## Exercise brief:
Using the word "Search" as the filter, copy each matching line from the records.

************

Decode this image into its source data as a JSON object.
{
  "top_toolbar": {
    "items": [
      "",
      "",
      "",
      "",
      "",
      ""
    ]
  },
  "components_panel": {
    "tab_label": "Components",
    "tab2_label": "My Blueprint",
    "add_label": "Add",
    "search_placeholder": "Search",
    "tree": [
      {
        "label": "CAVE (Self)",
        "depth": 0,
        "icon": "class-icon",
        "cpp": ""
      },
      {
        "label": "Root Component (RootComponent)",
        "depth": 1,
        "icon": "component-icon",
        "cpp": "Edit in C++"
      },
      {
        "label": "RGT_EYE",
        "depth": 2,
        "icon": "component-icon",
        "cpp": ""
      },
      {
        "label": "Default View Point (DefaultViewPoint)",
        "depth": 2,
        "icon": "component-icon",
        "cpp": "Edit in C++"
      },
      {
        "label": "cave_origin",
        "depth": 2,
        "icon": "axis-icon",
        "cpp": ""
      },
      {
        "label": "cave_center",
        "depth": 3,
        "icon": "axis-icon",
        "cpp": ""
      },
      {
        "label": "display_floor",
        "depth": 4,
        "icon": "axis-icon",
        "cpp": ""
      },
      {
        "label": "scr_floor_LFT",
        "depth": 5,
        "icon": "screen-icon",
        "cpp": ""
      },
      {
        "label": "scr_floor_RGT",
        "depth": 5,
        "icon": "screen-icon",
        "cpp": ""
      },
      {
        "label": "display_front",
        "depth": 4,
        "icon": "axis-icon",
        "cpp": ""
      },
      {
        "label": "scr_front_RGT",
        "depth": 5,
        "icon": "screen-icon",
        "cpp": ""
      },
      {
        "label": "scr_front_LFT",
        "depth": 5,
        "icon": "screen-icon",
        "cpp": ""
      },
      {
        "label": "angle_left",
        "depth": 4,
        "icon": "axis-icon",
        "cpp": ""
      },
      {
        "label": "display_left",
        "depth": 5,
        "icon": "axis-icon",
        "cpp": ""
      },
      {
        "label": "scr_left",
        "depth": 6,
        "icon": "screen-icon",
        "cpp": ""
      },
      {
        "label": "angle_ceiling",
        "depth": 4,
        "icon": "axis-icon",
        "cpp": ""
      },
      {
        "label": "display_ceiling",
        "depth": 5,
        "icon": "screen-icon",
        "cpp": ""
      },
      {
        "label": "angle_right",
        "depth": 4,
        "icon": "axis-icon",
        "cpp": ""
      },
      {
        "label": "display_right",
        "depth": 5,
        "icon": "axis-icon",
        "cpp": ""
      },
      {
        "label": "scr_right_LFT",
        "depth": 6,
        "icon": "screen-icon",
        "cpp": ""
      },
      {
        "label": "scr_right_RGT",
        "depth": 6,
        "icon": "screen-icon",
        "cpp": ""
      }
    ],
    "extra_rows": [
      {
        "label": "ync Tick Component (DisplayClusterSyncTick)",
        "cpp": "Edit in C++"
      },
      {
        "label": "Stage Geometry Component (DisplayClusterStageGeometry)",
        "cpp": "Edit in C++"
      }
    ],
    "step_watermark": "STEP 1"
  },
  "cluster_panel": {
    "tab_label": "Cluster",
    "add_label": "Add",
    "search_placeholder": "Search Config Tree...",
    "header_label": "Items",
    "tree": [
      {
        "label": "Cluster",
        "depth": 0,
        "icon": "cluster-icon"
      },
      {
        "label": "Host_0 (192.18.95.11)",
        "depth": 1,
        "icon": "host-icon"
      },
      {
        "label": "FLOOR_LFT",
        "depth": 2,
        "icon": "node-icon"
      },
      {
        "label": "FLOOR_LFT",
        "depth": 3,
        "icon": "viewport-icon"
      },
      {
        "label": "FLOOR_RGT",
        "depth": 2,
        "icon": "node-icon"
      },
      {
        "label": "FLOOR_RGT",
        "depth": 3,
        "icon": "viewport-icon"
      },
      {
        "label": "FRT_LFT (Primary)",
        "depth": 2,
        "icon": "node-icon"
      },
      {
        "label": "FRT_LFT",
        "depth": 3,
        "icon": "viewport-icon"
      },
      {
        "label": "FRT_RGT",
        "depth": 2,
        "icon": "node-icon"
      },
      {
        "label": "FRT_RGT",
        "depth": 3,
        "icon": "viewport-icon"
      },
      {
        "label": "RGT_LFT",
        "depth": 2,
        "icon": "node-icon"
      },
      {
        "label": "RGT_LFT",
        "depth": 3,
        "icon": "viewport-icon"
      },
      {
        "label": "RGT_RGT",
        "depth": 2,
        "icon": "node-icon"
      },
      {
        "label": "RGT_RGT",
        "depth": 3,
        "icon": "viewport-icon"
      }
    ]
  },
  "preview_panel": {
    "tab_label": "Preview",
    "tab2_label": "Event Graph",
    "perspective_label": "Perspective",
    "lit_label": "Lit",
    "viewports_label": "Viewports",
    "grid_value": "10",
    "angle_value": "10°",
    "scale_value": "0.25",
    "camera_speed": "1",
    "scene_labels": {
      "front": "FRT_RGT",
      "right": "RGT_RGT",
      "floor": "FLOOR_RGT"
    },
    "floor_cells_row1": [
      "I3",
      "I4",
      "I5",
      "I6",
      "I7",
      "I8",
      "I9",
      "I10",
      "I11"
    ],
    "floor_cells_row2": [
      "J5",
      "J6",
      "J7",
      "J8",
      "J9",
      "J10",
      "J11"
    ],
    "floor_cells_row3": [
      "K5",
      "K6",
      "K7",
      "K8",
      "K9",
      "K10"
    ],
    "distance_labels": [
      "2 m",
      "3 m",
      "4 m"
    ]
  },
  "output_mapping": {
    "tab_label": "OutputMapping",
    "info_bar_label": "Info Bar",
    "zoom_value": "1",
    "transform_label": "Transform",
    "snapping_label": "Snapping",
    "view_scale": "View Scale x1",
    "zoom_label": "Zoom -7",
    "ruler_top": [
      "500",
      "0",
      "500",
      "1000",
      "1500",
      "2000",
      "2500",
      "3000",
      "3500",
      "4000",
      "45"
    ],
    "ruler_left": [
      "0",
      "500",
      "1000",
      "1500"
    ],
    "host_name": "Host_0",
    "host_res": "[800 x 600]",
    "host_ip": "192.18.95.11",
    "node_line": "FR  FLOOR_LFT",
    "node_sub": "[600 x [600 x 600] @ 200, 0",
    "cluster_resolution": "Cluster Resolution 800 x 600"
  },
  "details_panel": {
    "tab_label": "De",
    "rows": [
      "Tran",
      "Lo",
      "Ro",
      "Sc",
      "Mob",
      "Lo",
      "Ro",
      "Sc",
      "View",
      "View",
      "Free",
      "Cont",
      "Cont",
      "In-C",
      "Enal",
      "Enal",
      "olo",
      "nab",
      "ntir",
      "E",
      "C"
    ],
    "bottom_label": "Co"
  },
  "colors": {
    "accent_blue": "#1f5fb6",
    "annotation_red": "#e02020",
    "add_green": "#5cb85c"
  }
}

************

## Result:
    "search_placeholder": "Search",
    "search_placeholder": "Search Config Tree...",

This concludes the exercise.